The firing of a one hundred year-old cannon will signal the start of the toughest and longest yacht race over to undertaken. At least nineteen competitors are making preparations for the start of the race from Portsmouth on Saturday (8 September).
The yachts will be sailing a 30,000 mile (48,000 KM) course, with stops at Cape Town, Sydney, and Rio de Janeiro. The race is expected to take at least eight months to complete.
Entries come from many countries including England, Franco, Germany, Sweden, and Mexico.
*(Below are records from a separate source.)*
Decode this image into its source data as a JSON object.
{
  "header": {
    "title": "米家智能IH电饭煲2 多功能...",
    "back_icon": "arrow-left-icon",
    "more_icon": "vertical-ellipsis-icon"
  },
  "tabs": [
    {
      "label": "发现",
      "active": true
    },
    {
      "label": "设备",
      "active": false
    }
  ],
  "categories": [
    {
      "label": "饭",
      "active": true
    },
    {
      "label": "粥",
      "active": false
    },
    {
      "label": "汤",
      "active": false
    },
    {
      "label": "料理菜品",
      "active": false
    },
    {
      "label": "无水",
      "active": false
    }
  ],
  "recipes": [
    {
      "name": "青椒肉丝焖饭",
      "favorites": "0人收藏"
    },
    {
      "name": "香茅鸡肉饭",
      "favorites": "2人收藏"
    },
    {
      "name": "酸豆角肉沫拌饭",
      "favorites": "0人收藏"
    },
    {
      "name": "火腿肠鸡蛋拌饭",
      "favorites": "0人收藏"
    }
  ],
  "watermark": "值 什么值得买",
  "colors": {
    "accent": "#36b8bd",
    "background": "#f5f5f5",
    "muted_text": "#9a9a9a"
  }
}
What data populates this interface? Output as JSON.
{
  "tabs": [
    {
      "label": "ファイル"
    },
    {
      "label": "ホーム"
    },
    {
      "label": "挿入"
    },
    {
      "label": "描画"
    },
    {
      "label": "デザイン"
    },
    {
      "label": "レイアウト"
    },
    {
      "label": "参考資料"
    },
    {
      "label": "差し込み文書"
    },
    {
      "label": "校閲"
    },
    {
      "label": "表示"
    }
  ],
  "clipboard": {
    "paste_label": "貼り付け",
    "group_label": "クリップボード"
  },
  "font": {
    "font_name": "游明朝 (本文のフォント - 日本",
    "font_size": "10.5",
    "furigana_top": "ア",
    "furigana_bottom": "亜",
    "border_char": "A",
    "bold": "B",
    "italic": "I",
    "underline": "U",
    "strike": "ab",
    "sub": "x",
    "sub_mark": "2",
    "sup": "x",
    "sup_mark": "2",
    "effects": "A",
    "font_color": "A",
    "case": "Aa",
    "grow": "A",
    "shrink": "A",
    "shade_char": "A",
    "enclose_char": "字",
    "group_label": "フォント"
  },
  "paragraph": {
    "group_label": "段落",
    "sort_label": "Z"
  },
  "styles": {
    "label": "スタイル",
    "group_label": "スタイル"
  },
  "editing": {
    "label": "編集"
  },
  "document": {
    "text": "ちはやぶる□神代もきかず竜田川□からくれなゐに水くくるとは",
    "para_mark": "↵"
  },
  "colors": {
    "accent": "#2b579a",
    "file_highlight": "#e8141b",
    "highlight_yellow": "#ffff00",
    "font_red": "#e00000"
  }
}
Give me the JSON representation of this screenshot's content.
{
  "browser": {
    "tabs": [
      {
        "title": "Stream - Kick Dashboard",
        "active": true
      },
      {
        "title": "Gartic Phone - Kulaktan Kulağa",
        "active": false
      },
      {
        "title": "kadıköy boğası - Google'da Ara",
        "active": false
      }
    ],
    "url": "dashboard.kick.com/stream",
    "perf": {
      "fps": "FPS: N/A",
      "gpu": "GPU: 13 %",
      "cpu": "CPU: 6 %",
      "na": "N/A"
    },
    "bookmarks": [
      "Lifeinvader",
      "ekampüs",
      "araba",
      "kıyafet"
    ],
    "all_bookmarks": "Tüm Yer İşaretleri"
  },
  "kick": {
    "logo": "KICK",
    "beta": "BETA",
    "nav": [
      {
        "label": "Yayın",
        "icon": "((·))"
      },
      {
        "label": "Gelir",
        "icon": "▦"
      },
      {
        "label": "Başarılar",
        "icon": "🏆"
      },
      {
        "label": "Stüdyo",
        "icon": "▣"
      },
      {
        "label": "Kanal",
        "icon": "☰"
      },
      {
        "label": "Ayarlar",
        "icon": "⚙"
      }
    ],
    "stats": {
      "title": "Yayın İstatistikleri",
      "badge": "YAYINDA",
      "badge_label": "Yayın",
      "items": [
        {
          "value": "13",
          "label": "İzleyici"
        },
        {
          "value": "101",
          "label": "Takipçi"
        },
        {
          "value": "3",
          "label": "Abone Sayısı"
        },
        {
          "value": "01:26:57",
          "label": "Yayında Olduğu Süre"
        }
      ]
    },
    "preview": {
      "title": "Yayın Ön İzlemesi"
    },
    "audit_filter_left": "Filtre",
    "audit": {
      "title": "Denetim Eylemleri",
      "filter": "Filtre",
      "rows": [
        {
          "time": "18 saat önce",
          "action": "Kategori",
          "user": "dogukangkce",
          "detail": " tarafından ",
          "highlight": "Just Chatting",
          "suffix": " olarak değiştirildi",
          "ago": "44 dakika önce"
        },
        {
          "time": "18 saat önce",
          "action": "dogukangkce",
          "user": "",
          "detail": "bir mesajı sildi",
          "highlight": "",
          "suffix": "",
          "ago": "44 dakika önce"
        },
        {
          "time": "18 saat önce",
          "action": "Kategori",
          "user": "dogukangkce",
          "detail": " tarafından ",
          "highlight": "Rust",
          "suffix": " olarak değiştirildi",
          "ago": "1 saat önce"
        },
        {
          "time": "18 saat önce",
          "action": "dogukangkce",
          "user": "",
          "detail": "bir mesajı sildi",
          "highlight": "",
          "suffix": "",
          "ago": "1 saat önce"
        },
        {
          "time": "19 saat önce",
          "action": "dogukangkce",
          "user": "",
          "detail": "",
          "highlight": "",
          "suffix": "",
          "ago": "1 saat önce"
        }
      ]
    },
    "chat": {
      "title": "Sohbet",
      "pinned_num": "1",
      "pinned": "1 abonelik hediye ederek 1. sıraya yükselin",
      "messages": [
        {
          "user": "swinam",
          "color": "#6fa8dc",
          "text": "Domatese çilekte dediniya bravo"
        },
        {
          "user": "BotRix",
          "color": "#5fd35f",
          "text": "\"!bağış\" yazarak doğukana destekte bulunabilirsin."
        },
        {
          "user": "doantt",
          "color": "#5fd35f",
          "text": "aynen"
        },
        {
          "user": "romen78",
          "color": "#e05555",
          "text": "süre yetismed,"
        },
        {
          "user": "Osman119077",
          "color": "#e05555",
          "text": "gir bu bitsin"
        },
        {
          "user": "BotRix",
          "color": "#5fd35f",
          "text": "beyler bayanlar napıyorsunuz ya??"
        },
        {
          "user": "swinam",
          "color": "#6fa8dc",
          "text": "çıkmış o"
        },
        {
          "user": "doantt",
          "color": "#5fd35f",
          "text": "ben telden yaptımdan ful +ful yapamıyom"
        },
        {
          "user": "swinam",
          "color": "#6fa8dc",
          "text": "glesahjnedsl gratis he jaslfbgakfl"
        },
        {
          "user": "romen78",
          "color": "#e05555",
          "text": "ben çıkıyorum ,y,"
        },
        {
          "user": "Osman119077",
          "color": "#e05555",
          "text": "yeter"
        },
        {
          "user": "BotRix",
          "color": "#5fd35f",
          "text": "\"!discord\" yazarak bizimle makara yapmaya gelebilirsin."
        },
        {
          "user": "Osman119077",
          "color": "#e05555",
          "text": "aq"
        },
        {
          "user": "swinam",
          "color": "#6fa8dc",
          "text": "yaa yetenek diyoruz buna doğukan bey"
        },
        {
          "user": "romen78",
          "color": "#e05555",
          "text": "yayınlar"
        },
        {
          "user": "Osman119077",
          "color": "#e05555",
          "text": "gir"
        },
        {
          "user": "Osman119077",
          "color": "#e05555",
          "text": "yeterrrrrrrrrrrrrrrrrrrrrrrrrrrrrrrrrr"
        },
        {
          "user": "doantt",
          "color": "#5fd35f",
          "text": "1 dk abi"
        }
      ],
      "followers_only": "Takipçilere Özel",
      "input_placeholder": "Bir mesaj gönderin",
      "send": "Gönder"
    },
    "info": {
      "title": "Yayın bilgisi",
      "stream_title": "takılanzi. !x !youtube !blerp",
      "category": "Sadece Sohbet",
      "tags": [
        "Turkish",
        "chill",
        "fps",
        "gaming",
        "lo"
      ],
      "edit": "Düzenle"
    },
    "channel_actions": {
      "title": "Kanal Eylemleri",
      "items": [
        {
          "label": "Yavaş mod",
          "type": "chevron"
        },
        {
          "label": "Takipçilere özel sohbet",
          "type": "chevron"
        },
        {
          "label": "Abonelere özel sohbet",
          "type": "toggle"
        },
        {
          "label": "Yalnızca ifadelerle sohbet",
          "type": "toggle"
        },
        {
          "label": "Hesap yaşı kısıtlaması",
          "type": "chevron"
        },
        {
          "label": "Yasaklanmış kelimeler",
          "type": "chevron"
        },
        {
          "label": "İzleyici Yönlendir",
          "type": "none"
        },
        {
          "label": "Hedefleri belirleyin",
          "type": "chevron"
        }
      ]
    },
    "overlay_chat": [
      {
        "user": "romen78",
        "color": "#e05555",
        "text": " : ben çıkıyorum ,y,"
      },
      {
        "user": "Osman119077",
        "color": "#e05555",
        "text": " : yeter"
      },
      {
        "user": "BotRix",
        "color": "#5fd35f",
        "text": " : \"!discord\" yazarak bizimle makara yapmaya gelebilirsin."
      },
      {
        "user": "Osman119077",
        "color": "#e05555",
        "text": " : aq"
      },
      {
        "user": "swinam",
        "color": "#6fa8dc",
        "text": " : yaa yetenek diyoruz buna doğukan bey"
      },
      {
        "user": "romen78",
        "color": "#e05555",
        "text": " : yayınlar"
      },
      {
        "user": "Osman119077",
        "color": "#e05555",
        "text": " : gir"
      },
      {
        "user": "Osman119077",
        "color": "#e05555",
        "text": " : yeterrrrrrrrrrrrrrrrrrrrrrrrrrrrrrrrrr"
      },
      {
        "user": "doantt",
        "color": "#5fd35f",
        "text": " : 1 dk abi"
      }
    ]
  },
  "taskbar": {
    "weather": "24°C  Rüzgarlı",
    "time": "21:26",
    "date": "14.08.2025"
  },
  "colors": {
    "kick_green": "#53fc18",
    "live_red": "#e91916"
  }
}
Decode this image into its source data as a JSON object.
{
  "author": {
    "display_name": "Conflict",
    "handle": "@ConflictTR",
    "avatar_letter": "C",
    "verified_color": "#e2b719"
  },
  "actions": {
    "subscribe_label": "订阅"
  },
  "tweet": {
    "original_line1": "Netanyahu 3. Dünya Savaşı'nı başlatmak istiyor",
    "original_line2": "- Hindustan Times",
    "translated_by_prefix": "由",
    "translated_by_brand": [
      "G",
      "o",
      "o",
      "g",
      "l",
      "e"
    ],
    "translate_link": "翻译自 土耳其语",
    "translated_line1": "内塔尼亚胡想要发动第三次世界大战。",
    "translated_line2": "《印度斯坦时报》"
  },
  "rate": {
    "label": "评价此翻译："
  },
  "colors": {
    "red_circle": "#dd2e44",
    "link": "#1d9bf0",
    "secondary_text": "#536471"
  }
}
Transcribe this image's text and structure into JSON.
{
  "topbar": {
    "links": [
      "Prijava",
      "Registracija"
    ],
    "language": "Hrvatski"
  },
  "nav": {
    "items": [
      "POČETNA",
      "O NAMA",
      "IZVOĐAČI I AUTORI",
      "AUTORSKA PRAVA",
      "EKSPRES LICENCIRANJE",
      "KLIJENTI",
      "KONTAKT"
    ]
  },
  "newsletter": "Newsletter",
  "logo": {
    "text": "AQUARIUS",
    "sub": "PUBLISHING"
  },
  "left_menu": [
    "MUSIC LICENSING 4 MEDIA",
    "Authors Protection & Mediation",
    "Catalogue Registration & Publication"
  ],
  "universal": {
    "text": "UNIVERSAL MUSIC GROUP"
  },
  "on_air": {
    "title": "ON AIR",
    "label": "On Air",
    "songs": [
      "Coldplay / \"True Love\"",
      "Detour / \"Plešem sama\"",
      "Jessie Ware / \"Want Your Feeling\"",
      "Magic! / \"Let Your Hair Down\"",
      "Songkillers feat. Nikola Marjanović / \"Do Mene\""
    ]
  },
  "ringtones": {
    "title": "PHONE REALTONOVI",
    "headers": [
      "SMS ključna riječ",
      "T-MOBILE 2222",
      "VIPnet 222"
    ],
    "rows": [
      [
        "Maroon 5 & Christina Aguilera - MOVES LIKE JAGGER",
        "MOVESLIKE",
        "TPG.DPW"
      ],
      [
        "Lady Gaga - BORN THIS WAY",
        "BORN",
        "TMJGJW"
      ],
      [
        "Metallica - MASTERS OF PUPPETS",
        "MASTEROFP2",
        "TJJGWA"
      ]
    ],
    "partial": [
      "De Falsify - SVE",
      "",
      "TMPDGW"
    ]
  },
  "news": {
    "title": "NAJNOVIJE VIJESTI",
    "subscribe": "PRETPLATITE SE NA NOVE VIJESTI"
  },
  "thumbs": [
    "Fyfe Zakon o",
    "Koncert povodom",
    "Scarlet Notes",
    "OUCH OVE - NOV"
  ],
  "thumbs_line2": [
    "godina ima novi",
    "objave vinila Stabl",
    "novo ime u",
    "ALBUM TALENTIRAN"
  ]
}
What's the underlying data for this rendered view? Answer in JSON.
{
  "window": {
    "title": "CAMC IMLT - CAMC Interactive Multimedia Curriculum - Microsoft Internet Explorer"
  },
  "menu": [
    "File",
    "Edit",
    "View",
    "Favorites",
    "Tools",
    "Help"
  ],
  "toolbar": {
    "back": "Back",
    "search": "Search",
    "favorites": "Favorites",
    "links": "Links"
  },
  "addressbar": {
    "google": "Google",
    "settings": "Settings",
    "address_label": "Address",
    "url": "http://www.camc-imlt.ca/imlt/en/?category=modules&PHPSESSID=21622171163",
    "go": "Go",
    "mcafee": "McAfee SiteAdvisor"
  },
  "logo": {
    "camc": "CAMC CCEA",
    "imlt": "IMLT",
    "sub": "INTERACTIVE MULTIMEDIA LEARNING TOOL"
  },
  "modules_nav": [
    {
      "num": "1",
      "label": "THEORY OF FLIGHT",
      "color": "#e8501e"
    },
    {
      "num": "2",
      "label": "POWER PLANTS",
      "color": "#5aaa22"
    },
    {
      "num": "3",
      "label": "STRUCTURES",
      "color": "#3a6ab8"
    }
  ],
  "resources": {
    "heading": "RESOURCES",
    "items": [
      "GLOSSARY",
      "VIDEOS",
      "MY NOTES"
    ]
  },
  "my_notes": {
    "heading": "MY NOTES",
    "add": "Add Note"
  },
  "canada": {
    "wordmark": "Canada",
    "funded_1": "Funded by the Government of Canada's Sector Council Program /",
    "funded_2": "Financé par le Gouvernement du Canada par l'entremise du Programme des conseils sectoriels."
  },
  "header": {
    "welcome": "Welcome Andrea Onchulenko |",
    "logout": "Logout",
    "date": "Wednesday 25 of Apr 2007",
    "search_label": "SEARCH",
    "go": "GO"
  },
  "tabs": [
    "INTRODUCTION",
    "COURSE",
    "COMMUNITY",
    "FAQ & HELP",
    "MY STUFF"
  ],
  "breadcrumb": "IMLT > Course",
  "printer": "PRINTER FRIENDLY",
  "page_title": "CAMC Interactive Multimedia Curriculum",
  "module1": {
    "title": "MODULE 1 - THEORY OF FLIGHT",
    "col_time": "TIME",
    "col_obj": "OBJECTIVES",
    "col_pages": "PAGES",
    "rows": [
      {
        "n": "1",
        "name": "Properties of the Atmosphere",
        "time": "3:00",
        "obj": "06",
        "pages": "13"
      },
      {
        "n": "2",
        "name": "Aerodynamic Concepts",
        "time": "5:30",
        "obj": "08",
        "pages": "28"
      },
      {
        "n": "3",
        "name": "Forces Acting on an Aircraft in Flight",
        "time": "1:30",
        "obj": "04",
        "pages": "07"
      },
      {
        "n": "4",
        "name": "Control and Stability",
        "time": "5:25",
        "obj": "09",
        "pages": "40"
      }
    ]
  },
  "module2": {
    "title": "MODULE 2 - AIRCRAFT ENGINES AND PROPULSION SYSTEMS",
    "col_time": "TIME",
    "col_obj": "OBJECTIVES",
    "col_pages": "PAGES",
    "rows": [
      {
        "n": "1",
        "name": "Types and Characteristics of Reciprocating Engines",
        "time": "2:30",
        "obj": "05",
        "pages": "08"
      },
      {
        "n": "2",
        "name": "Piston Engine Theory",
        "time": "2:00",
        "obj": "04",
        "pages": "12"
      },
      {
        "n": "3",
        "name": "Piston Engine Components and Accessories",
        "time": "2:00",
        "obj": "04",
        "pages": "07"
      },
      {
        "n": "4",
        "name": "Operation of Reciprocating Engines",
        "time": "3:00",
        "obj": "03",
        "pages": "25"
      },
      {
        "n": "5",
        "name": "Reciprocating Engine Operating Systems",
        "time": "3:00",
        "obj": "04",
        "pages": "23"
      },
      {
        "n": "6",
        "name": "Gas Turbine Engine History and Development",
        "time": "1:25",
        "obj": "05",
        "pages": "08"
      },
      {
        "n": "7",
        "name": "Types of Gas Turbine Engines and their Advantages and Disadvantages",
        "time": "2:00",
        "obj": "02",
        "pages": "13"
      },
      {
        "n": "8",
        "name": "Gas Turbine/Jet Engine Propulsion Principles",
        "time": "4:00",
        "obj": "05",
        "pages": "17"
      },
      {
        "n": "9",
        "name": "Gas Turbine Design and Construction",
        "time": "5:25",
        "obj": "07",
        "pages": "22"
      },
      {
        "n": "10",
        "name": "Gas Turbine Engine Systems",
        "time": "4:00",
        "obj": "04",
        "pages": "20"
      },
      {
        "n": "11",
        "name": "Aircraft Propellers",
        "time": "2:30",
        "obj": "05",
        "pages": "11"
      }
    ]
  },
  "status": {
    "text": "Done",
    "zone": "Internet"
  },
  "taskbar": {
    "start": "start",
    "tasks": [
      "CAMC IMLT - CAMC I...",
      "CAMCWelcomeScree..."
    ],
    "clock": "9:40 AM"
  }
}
The oldest boat to take part is a sixty-year-old British made ketch entered by a Swedish crew.
A lot of national prestige is attached to the race, and there are two favourites at present - Chay Blyth's "Great Britain II" and Frenchman Eric Tabarly's "Penduick VI".
Sponsored by an English brewing Company, the race will be started by round-the-world solo yachtsman Sir Alec Rose.
SYNOPSIS: Nineteen entries form many countries will be taking part in the world's longest and toughest yacht race starting on Saturday, form Portsmouth, U.K.
The crows are expected to be at sea for at least eight months to complete this 30,000 mile round-the-world voyage, stopping at only three ports.
Sir Alec Rose, the round-the-world solo yachtsman will start the race by firing a one hundred year-old cannon at noon on Saturday.
So far, there are two favourites, Chay Blyth's "Groat Britain II" and Frenchman Eric Tabarly's "Penduick VI". But several other boat should give them a tough race.
Scrutineers are already checking the boats out as they gather at Portsmouth, and crews are busy making last-minute preparations. Once they leave Port mouth they will have to with until they get to Cape Town to make any further changes.
The oldest yacht in the race is a sixty-year-old wooden ketch.